*** Block opens ***

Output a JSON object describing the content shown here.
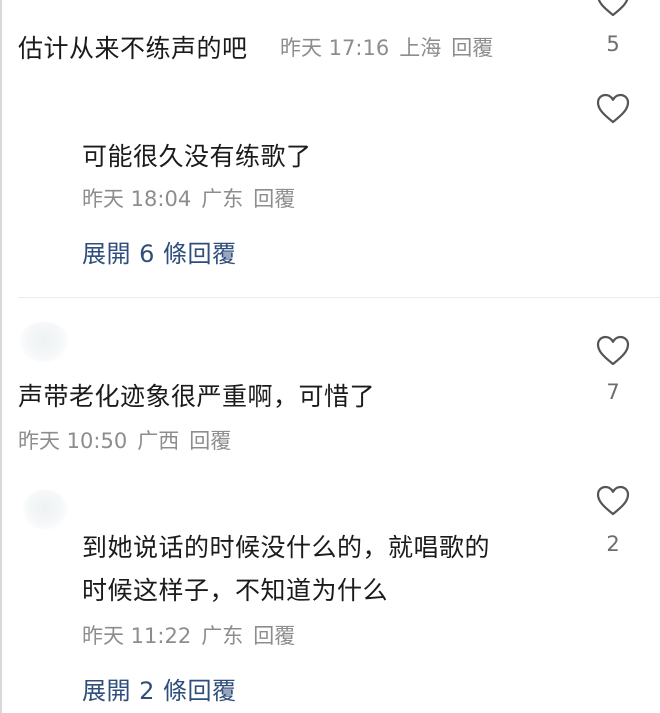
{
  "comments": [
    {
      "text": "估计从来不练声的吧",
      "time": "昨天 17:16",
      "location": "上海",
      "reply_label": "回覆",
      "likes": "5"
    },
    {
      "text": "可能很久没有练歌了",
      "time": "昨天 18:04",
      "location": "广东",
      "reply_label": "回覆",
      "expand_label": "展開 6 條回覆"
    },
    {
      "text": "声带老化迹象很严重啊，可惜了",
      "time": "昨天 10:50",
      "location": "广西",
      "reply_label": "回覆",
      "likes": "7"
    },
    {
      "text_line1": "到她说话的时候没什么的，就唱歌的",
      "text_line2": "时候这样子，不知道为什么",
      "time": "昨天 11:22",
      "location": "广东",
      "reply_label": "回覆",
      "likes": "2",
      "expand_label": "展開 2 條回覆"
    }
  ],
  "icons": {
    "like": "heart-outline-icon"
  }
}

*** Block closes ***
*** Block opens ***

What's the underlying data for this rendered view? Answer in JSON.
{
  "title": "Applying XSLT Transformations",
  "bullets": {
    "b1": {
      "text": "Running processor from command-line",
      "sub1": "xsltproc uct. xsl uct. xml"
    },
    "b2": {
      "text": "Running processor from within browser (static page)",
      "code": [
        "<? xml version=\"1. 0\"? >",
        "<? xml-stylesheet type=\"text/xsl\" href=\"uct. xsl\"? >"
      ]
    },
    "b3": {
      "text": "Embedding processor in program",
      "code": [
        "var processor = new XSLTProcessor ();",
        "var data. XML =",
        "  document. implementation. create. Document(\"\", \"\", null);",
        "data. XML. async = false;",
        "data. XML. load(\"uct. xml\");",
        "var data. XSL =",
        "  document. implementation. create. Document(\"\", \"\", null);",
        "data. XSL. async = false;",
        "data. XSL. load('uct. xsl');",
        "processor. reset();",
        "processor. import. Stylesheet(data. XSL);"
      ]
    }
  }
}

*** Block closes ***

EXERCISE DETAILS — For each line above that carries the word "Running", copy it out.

EXERCISE OUTPUT —
      "text": "Running processor from command-line",
      "text": "Running processor from within browser (static page)",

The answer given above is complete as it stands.